The decision is all the more surprising given the extent of talk in government circles these days about keeping Australia safe online and guarding the country's secrets.
That only six companies had been certified as Protected cloud providers thus far is testimony to the strictness of the criteria laid down to gain this status. It involved a great deal of expenditure and also a lot of patience; additionally, there was a need for cloud providers to have well-qualified people on board so that the technical requirements could be met in their entirety.
But though the decision was announced on Monday, it has been in the making officially since July last year, as announced by the ASD and the Digital Transformation Agency. Informed sources have told iTWire that the decision was driven by the ASD's desire to avoid being the fall guy for any mix-up in certification.
With the ASD withdrawing from the certification role, each cloud provider will now have to approach each government agency and convince the latter of their suitability to handle a given task for which they are bidding. Each agency will have its own specific requirements based on the nature of what it is looking to outsource.
Self-regulation will, no doubt, be cheaper for the cloud providers, but any extra expense under the old rules that lesser-known companies incurred to get certified was more than compensated for by the amount that government contracts are worth.
Under the scenario that takes effect now, bigger companies will have a distinct advantage in gaining government contracts - even though one of the stated reasons for the change is to give smaller firms a chance to compete for the big money paid out by the government. The old saying "one never got fired for buying IBM" will come to dominate transactions.
Given that, it is unlikely that local cloud providers, who look to cash in on government work, will be happy with the change. The responsibility they have to bear will be increased a thousandfold and there will be no set criteria and an inspector to catch any shortcomings.
Instead, there will be something akin to a free-for-all which will certainly not make Australia's top-secret data safer.
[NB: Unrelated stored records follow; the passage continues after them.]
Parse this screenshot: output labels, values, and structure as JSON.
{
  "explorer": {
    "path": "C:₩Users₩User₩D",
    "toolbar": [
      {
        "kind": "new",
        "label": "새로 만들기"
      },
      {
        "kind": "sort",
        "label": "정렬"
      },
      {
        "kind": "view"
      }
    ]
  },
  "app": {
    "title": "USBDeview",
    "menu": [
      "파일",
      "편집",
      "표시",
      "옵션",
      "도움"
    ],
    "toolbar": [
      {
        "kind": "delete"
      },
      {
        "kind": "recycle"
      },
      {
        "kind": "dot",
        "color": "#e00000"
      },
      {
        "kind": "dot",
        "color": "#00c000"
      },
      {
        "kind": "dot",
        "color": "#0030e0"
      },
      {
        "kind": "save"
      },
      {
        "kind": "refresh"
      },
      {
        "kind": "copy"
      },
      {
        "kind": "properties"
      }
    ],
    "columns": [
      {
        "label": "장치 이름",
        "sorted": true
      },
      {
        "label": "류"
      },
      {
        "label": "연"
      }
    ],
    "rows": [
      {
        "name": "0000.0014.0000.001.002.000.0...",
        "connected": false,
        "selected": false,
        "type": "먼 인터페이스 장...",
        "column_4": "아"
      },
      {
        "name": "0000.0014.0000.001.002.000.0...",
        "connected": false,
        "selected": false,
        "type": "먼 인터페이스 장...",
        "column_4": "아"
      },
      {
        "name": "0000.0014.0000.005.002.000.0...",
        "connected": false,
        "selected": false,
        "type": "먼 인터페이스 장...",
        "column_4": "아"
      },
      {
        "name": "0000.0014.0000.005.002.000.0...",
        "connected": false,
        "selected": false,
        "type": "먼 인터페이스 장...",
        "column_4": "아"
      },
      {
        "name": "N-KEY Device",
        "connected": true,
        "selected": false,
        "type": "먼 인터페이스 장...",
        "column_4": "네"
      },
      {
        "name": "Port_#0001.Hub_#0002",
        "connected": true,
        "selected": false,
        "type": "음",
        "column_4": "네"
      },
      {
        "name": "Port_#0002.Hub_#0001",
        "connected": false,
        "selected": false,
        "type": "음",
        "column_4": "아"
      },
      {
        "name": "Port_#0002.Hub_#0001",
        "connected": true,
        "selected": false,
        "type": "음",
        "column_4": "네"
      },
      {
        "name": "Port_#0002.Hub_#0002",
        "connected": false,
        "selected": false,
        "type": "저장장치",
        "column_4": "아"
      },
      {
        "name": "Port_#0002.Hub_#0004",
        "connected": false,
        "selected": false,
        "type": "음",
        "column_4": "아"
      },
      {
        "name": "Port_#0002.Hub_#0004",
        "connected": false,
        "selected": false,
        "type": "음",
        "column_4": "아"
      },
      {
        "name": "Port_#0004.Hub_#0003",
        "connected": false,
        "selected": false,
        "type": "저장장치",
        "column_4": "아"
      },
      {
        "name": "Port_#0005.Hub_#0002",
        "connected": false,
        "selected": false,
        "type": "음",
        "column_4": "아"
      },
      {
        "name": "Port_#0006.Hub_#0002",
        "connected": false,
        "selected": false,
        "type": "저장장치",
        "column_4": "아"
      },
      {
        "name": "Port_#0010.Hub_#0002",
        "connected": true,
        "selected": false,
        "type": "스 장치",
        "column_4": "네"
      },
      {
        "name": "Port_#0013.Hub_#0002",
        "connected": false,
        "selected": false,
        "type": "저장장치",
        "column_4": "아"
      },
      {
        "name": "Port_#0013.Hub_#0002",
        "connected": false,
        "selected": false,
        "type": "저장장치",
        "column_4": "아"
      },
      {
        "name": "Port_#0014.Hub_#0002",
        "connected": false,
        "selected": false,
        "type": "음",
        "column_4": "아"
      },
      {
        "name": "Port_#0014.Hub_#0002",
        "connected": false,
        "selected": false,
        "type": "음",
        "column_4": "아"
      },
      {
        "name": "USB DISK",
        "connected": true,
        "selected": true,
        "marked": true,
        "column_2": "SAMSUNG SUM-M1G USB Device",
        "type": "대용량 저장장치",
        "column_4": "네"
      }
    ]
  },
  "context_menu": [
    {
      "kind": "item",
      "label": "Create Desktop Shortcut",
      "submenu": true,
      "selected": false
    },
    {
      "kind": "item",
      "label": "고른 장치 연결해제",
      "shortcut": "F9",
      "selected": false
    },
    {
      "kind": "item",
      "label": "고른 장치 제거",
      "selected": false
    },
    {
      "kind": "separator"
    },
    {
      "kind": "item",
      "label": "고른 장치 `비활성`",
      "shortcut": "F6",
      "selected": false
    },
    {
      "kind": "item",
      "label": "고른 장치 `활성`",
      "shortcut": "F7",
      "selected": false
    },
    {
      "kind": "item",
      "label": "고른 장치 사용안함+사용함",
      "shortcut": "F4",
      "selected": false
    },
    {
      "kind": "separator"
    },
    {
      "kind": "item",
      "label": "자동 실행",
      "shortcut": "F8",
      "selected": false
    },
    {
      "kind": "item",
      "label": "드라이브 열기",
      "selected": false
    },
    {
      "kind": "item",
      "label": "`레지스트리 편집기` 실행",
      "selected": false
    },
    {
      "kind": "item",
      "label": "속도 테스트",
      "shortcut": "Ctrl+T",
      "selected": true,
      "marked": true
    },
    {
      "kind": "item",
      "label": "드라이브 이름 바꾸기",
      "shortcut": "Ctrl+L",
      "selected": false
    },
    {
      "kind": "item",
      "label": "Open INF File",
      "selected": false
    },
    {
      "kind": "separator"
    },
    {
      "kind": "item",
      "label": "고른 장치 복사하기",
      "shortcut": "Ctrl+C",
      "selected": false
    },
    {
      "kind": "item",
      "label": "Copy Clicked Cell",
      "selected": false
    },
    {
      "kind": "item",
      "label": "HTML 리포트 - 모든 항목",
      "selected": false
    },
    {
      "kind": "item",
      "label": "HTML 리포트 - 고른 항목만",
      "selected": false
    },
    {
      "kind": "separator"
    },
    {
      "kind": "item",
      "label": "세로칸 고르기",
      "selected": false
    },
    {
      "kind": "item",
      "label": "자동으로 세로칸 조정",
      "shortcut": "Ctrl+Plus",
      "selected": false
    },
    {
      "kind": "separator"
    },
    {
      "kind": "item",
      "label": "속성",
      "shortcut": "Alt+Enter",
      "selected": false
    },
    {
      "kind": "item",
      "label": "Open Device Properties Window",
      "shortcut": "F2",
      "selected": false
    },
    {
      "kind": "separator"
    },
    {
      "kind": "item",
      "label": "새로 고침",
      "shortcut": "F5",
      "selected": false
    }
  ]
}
As with many things, it looks very much as though the government says one thing in public, and then does precisely the opposite.